On a quick visit to the Supreme Court’s official website this morning, I noticed a new option under its Opinions menu: Video Resources.
At first I thought, “It couldn’t be!” Well, it turns out that it, indeed, couldn’t be. The Court wasn’t usurping C-Span over the years by surreptitiously recording video of its oral arguments to be released when no one was looking. No, the two items available for download in this section are pieces of video evidence crucial to the Court’s decisionmaking in cases from 2007 and 2008.
The first video is a victim impact statement at issue in Kelly v. California, a case for which the Court denied certiorari, prompting Justice Stevens to issue a statement deeming the video to be inadmissibly prejudicial, if not irrelevant, to the capital case at hand.
The second video is of a car chase that the Court reviewed in Scott v. Harris ultimately to answer by an 8-1 vote in the affirmative the question of “whether a law enforcement official can, consistent with the Fourth Amendment, attempt to stop a fleeing motorist from continuing his public-endangering flight by ramming the motorist’s car from behind.”
By creating this new listing on its website, the Court hasn’t quietly unveiled never-before-seen footage: footnotes in both the Kelly statement and the Scott decision provide links to where the Court stored the videos on its former website. Rather, the Court has simply made these videos more accessible than before.
Nevertheless, I’m still holding out hope that one day I’ll check the SCOTUS A/V Club to find that the Court has converted from Betamax the pilot oral argument recording of some obscure, late-Burger era case that contains such unflattering depictions of the justices as to expose once and for all the real reason why they remain so firmly committed against cameras in the courtroom.
Today’s headline at The Onion:
Here’s a choice cut from the article:
Upon learning that gay marriage actually had to go to the Supreme Court, where it barely passed in a controversial 5-to-4 decision, students from the class of 2086 speculated that “maybe people were just dumber [in the early 2000s],” at which point student Eminem Robertson began to loudly impersonate a bumbling Supreme Court justice from the turn of the century, eliciting loud laughs of approval from classmates.
Mr. Bernard, 58, told the class that he himself could remember how in the 2030s gay marriage was still a somewhat touchy subject in certain parts of the country.

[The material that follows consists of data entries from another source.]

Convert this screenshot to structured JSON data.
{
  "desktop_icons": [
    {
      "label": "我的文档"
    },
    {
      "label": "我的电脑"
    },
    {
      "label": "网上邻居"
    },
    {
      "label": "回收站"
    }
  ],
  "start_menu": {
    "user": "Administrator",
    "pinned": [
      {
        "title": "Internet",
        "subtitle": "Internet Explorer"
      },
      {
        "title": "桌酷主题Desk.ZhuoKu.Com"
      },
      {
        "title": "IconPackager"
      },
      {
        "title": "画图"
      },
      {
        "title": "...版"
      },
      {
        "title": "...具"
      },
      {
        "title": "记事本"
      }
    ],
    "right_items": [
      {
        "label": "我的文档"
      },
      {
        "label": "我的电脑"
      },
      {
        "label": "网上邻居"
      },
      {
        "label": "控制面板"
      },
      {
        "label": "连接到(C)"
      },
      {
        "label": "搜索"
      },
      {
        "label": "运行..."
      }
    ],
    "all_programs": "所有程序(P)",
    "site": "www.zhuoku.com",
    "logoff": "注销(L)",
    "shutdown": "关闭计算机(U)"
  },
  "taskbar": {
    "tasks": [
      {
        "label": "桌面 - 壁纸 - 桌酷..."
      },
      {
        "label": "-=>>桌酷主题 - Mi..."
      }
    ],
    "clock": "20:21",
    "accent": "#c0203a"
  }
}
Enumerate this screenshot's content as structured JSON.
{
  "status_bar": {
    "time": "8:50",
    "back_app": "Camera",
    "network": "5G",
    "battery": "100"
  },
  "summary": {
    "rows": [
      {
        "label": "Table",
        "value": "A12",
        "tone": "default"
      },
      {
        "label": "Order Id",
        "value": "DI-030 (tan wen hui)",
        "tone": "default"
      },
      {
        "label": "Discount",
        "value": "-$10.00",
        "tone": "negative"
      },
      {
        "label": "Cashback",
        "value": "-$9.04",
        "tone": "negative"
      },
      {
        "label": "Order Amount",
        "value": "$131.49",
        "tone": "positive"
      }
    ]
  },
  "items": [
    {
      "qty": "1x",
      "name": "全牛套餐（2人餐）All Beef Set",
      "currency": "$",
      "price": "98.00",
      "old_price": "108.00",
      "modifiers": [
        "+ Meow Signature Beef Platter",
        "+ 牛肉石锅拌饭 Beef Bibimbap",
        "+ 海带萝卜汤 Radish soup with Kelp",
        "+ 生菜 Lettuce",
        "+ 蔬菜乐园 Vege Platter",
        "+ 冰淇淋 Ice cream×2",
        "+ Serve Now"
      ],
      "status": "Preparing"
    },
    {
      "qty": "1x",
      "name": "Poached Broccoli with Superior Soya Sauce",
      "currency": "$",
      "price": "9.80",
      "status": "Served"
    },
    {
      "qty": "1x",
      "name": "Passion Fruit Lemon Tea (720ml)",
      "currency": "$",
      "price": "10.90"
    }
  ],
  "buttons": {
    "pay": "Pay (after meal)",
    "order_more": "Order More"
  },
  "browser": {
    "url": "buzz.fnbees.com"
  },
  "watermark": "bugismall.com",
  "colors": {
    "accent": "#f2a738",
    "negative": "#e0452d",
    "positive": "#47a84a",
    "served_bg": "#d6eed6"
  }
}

“It’s true,” said Mr. Bernard, gesturing to a holographic projection of late-20th/early-21st-century antigay preacher Fred Phelps on the classroom’s V-screen. “Most people had come around by the time I was your age, of course, but you would still read and hear things about how certain people in New Washington were trying to overturn the court’s ruling. Hard to imagine anyone being that adamant about gays not marrying, but those were different times.”
This reminds me of my own fun with the future back when I first launched F1@1F. Dare I say that The Onion’s looks far more realistic?